> _PROBLEM DESCRIPTION_: In your copy, the records appear word for word and the pictures do not appear at all.

INPUT FOR THIS TASK: Begin

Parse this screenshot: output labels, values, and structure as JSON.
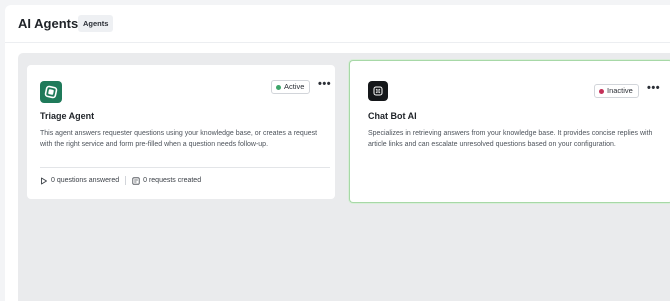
{
  "header": {
    "title": "AI Agents",
    "tag": "Agents"
  },
  "agents": [
    {
      "name": "Triage Agent",
      "status": "Active",
      "status_color": "#3ea56a",
      "logo_color": "#1f7a5a",
      "logo_icon": "triage-agent-logo",
      "description": "This agent answers requester questions using your knowledge base, or creates a request with the right service and form pre-filled when a question needs follow-up.",
      "stats": {
        "questions_answered": "0 questions answered",
        "requests_created": "0 requests created"
      },
      "selected": false
    },
    {
      "name": "Chat Bot AI",
      "status": "Inactive",
      "status_color": "#c43058",
      "logo_color": "#15171a",
      "logo_icon": "chat-bot-logo",
      "description": "Specializes in retrieving answers from your knowledge base. It provides concise replies with article links and can escalate unresolved questions based on your configuration.",
      "selected": true,
      "selected_border_color": "#a7d8a7"
    }
  ],
  "more_label": "•••"
}
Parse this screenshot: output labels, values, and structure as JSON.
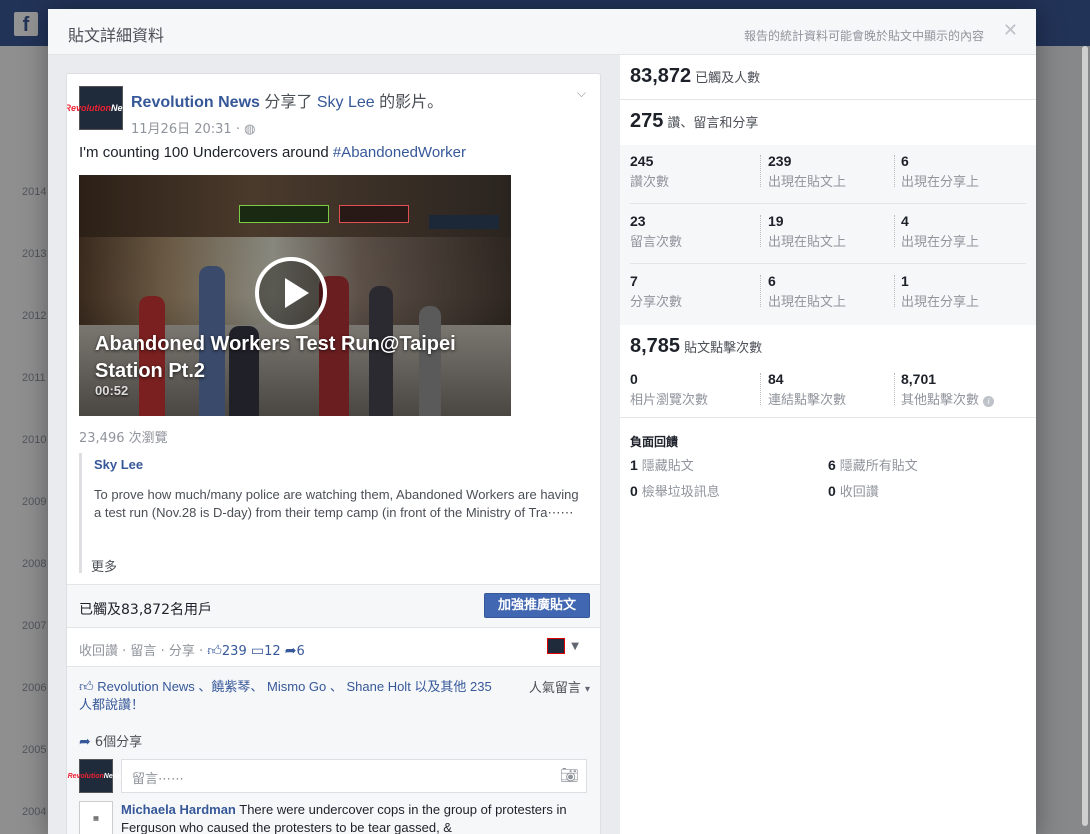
{
  "dialog": {
    "title": "貼文詳細資料",
    "note": "報告的統計資料可能會晚於貼文中顯示的內容",
    "close": "✕"
  },
  "post": {
    "page_name": "Revolution News",
    "shared_verb": "分享了",
    "shared_from": "Sky Lee",
    "shared_suffix": "的影片。",
    "time": "11月26日 20:31 · ",
    "text_prefix": "I'm counting 100 Undercovers around ",
    "hashtag": "#AbandonedWorker",
    "video_title": "Abandoned Workers Test Run@Taipei Station Pt.2",
    "video_duration": "00:52",
    "views": "23,496 次瀏覽",
    "shared_name": "Sky Lee",
    "shared_desc": "To prove how much/many police are watching them, Abandoned Workers are having a test run (Nov.28 is D-day) from their temp camp (in front of the Ministry of Tra⋯⋯",
    "more": "更多",
    "reach_text": "已觸及83,872名用戶",
    "boost_label": "加強推廣貼文",
    "action_unlike": "收回讚",
    "action_comment": "留言",
    "action_share": "分享",
    "like_count": "239",
    "comment_count": "12",
    "share_count": "6",
    "likers": "Revolution News 、饒紫琴、 Mismo Go 、 Shane Holt 以及其他 235 人都說讚！",
    "sort_label": "人氣留言",
    "shares_line": "6個分享",
    "comment_placeholder": "留言⋯⋯",
    "commenter": "Michaela Hardman",
    "comment_text": " There were undercover cops in the group of protesters in Ferguson who caused the protesters to be tear gassed, &"
  },
  "stats": {
    "reach": "83,872",
    "reach_label": "已觸及人數",
    "engage": "275",
    "engage_label": "讚、留言和分享",
    "rows": [
      {
        "total": "245",
        "total_label": "讚次數",
        "on_post": "239",
        "on_post_label": "出現在貼文上",
        "on_share": "6",
        "on_share_label": "出現在分享上"
      },
      {
        "total": "23",
        "total_label": "留言次數",
        "on_post": "19",
        "on_post_label": "出現在貼文上",
        "on_share": "4",
        "on_share_label": "出現在分享上"
      },
      {
        "total": "7",
        "total_label": "分享次數",
        "on_post": "6",
        "on_post_label": "出現在貼文上",
        "on_share": "1",
        "on_share_label": "出現在分享上"
      }
    ],
    "clicks": "8,785",
    "clicks_label": "貼文點擊次數",
    "photo_views": "0",
    "photo_views_label": "相片瀏覽次數",
    "link_clicks": "84",
    "link_clicks_label": "連結點擊次數",
    "other_clicks": "8,701",
    "other_clicks_label": "其他點擊次數",
    "negative_title": "負面回饋",
    "hide_post": "1",
    "hide_post_label": "隱藏貼文",
    "hide_all": "6",
    "hide_all_label": "隱藏所有貼文",
    "report_spam": "0",
    "report_spam_label": "檢舉垃圾訊息",
    "unlike_page": "0",
    "unlike_page_label": "收回讚"
  },
  "background": {
    "years": [
      "2014",
      "2013",
      "2012",
      "2011",
      "2010",
      "2009",
      "2008",
      "2007",
      "2006",
      "2005",
      "2004"
    ]
  }
}
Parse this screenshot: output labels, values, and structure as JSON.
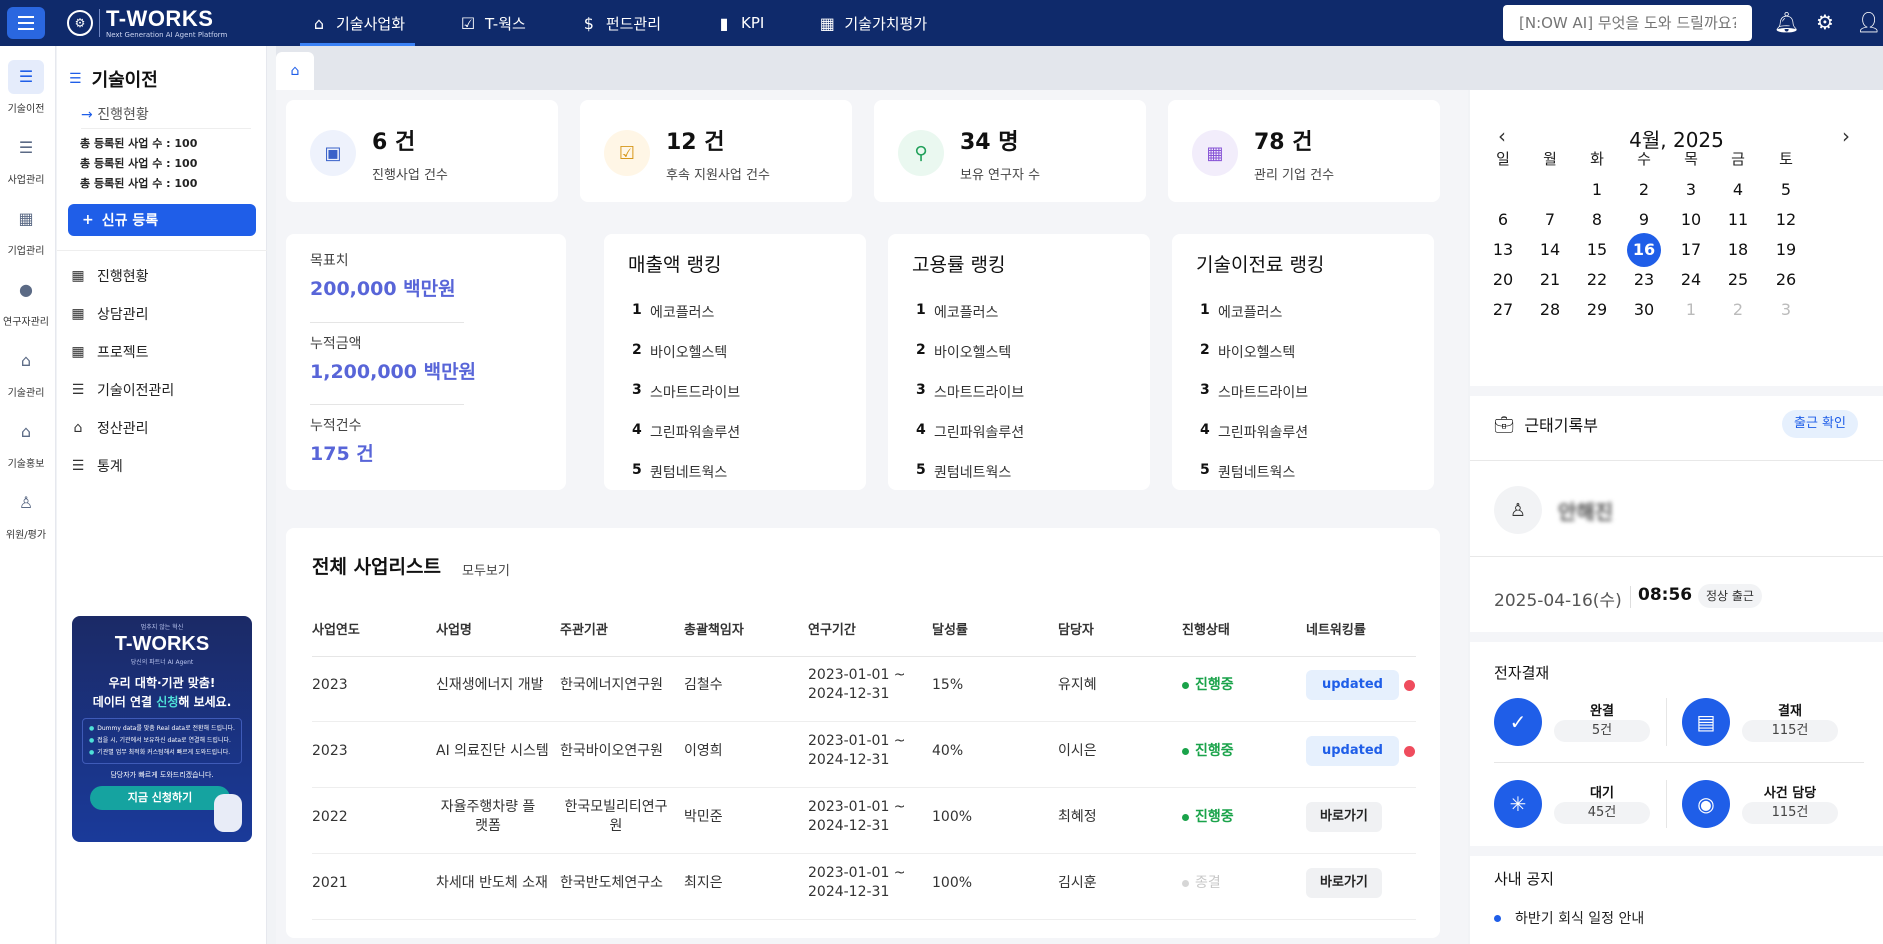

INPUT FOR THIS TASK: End

> _EXPECTED OUTPUT_:
Parse this screenshot: output labels, values, and structure as JSON.
{
  "header": {
    "title": "AI Agents",
    "tag": "Agents"
  },
  "agents": [
    {
      "name": "Triage Agent",
      "status": "Active",
      "status_color": "#3ea56a",
      "logo_color": "#1f7a5a",
      "logo_icon": "triage-agent-logo",
      "description": "This agent answers requester questions using your knowledge base, or creates a request with the right service and form pre-filled when a question needs follow-up.",
      "stats": {
        "questions_answered": "0 questions answered",
        "requests_created": "0 requests created"
      },
      "selected": false
    },
    {
      "name": "Chat Bot AI",
      "status": "Inactive",
      "status_color": "#c43058",
      "logo_color": "#15171a",
      "logo_icon": "chat-bot-logo",
      "description": "Specializes in retrieving answers from your knowledge base. It provides concise replies with article links and can escalate unresolved questions based on your configuration.",
      "selected": true,
      "selected_border_color": "#a7d8a7"
    }
  ],
  "more_label": "•••"
}
Parse this screenshot: output labels, values, and structure as JSON.
{
  "dialog": {
    "title": "貼文詳細資料",
    "note": "報告的統計資料可能會晚於貼文中顯示的內容",
    "close": "✕"
  },
  "post": {
    "page_name": "Revolution News",
    "shared_verb": "分享了",
    "shared_from": "Sky Lee",
    "shared_suffix": "的影片。",
    "time": "11月26日 20:31 · ",
    "text_prefix": "I'm counting 100 Undercovers around ",
    "hashtag": "#AbandonedWorker",
    "video_title": "Abandoned Workers Test Run@Taipei Station Pt.2",
    "video_duration": "00:52",
    "views": "23,496 次瀏覽",
    "shared_name": "Sky Lee",
    "shared_desc": "To prove how much/many police are watching them, Abandoned Workers are having a test run (Nov.28 is D-day) from their temp camp (in front of the Ministry of Tra⋯⋯",
    "more": "更多",
    "reach_text": "已觸及83,872名用戶",
    "boost_label": "加強推廣貼文",
    "action_unlike": "收回讚",
    "action_comment": "留言",
    "action_share": "分享",
    "like_count": "239",
    "comment_count": "12",
    "share_count": "6",
    "likers": "Revolution News 、饒紫琴、 Mismo Go 、 Shane Holt 以及其他 235 人都說讚！",
    "sort_label": "人氣留言",
    "shares_line": "6個分享",
    "comment_placeholder": "留言⋯⋯",
    "commenter": "Michaela Hardman",
    "comment_text": " There were undercover cops in the group of protesters in Ferguson who caused the protesters to be tear gassed, &"
  },
  "stats": {
    "reach": "83,872",
    "reach_label": "已觸及人數",
    "engage": "275",
    "engage_label": "讚、留言和分享",
    "rows": [
      {
        "total": "245",
        "total_label": "讚次數",
        "on_post": "239",
        "on_post_label": "出現在貼文上",
        "on_share": "6",
        "on_share_label": "出現在分享上"
      },
      {
        "total": "23",
        "total_label": "留言次數",
        "on_post": "19",
        "on_post_label": "出現在貼文上",
        "on_share": "4",
        "on_share_label": "出現在分享上"
      },
      {
        "total": "7",
        "total_label": "分享次數",
        "on_post": "6",
        "on_post_label": "出現在貼文上",
        "on_share": "1",
        "on_share_label": "出現在分享上"
      }
    ],
    "clicks": "8,785",
    "clicks_label": "貼文點擊次數",
    "photo_views": "0",
    "photo_views_label": "相片瀏覽次數",
    "link_clicks": "84",
    "link_clicks_label": "連結點擊次數",
    "other_clicks": "8,701",
    "other_clicks_label": "其他點擊次數",
    "negative_title": "負面回饋",
    "hide_post": "1",
    "hide_post_label": "隱藏貼文",
    "hide_all": "6",
    "hide_all_label": "隱藏所有貼文",
    "report_spam": "0",
    "report_spam_label": "檢舉垃圾訊息",
    "unlike_page": "0",
    "unlike_page_label": "收回讚"
  },
  "background": {
    "years": [
      "2014",
      "2013",
      "2012",
      "2011",
      "2010",
      "2009",
      "2008",
      "2007",
      "2006",
      "2005",
      "2004"
    ]
  }
}
Parse this screenshot: output labels, values, and structure as JSON.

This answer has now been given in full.